WBAF Chairman, Baybars Altuntas, shares his six fundamental principles of Angel Investing to help guide you to investment success.
Chairman of WBAF
Governments around the world agree that Angel Investment is an important factor in boosting economies; and as a result many have incentivised this kind of investment. In 2017, G20 leaders announced a focus on Angel investment as a necessary measure to stabilise economies, and pointed out that there is still a shortage of investors. If you are considering making the transition to Angel investing, experienced investor and chairman of the World Business Angel Investment Forum, Baybars Altuntaş, offers his six key principles.
1 UNDERSTAND WHAT AND WHO YOU ARE INVESTING IN
There is much more to the investment evaluation process than a quick binary choice of ‘yes’ or ‘no’; and there are several approaches to considering teams that have been tried and tested in real-life business situations by experienced investors. Investors should consider the proposal from different angles. How much importance does the entrepreneur place on the investor’s background and character? How much due diligence should go into evaluating the startup’s team? Should third-party corroboration be sought, and how much?
2 UNDERSTAND THE DIFFERENCE BETWEEN STARTUPS AND SCALE-UPS
Statistics from the OECD reveal that a mere 1.2% of startup businesses manage to attain Angel Investment; and that only one in ten scale-up projects that gain investment actually make a successful business out of it. So what can prospective investors take away from these facts to apply in their own careers? Would it be wiser to invest small amounts and deal only with startups that achieve lower success rates, or to take the risk of putting up more money for scale-ups which have higher chances of success? It can often be a case of deciding on investing less with more attached risk, or investing more with less attached risk.

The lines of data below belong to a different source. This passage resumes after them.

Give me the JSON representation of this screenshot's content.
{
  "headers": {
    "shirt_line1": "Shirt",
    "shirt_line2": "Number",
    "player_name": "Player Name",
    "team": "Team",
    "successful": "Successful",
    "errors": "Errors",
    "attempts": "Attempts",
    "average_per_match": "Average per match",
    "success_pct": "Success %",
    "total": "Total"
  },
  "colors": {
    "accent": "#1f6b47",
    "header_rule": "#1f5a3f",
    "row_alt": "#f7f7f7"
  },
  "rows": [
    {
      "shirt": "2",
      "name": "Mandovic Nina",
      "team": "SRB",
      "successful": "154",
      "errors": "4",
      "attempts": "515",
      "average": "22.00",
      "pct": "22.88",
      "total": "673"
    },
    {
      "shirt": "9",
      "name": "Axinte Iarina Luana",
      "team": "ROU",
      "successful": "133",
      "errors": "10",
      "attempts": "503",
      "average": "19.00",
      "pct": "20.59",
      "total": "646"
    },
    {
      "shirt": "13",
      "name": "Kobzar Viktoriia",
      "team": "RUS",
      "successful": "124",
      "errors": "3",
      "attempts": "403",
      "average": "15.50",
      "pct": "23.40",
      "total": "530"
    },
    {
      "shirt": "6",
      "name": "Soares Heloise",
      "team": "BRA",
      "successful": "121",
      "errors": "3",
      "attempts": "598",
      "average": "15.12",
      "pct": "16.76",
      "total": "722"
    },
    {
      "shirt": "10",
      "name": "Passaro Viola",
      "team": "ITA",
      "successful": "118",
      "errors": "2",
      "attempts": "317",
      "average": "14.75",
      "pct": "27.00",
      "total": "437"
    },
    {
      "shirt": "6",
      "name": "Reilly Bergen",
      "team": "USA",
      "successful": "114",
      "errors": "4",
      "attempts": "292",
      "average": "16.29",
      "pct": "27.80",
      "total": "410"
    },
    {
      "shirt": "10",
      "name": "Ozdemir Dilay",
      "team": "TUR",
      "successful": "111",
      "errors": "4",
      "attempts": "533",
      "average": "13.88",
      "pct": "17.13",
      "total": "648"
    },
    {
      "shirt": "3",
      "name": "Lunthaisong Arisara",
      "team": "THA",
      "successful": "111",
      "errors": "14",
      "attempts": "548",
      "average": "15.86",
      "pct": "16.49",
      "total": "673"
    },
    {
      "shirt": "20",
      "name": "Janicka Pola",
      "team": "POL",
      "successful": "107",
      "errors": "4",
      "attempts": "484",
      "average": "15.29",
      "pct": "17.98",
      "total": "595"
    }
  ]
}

3 KNOW WHAT YOU BRING TO THE TABLE
The fact that Angels often consider themselves ‘value-added investors’ means that they frequently find being involved in getting a new business off the ground just as satisfying as they find helping it financially. A significant portion of Angel Investors are previous business owners themselves, and have a good understanding of what goes into making a company work. Angels add value in several ways, often including industry experience, entrepreneurial knowhow, creative thinking, mentoring, and industry contacts. When entrepreneurs value investors for more than the finances they bring to the table, they enable Angel Investors to support their business in more meaningful and impactful ways.
4 DON’T UNDERESTIMATE THE VALUE OF MENTORING
Recognise that a significant part of the job that an investor does for entrepreneurs is mentoring. That said, it is common for investors to neglect seeking their own mentor, a shortfall that should be avoided. Having a thorough understanding of the principles of investment, and how exactly they are relevant to businesses of different kinds and ages, is crucial for a strong investment partnership. Becoming familiar with the experiences of investors who aren’t new to the game is a great way of honing this understanding. Placing an experienced investor at the top of a mentorship chain that Angel Investment inevitably involves is a wise move for newcomers.
“Investing in the right
startups – that’s how
you win. It is so much
more important than
5 BE AWARE OF EXIT EXPECTATIONS
Many startups expect the involvement of an Angel Investor to speed up the exit process, but the impact of an investor on exit – and exits in general – tend to be misunderstood. Much emphasis is placed on the formation and growth of business relationships, and often business exit strategies are aimed at those approaching retirement. Awareness and training on exit transactions for venture capitalists (VCs) has become more common in recent times, which is well worthwhile, as the majority of venture capital agreements give VCs full discretion over the outcome – if any – received by shareholders. However, exit strategies have transformed significantly in recent times. More companies than ever are being sold without ever having received investment from an Angel, and this is happening sooner in a company’s lifetime than it used to. Many modern exit transactions are worth less than $30 million, and these usually take place a mere two or three years after the businesses startup.
6 SEE THE BIGGER PICTURE
A former CEO who went on to be an experienced Angel Investor explained: “It turns out to be much easier than I expected, and also more interesting. The part I thought would be hard, the mechanics of investing, really isn’t. You give a startup money and they give you stock. But it really doesn’t matter, don’t spend much time worrying about the details of deal terms, especially when you first start Angel Investing. That’s not how you win at this game. When you hear people talking about a successful Angel Investor, they’re not saying, ‘He got a 4x liquidation preference’. They’re saying, ‘He invested in Google’. That’s how you win – by investing in the right startups. That is so much more important than anything else.”